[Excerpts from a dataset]
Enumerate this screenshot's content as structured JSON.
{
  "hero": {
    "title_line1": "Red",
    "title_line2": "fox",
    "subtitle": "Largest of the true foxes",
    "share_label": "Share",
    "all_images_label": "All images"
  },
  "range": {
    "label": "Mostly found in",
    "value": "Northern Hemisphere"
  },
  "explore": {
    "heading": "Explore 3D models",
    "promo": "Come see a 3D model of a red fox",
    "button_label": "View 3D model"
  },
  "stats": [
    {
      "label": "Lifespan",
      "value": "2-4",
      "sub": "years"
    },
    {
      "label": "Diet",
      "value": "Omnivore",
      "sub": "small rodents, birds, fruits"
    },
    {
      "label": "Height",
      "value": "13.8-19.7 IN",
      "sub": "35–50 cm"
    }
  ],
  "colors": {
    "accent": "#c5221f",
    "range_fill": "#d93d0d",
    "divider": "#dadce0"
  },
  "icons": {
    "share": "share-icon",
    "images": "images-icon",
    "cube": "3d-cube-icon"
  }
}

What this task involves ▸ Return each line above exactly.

Result for this task ▸
Enumerate this screenshot's content as structured JSON.
{
  "hero": {
    "title_line1": "Red",
    "title_line2": "fox",
    "subtitle": "Largest of the true foxes",
    "share_label": "Share",
    "all_images_label": "All images"
  },
  "range": {
    "label": "Mostly found in",
    "value": "Northern Hemisphere"
  },
  "explore": {
    "heading": "Explore 3D models",
    "promo": "Come see a 3D model of a red fox",
    "button_label": "View 3D model"
  },
  "stats": [
    {
      "label": "Lifespan",
      "value": "2-4",
      "sub": "years"
    },
    {
      "label": "Diet",
      "value": "Omnivore",
      "sub": "small rodents, birds, fruits"
    },
    {
      "label": "Height",
      "value": "13.8-19.7 IN",
      "sub": "35–50 cm"
    }
  ],
  "colors": {
    "accent": "#c5221f",
    "range_fill": "#d93d0d",
    "divider": "#dadce0"
  },
  "icons": {
    "share": "share-icon",
    "images": "images-icon",
    "cube": "3d-cube-icon"
  }
}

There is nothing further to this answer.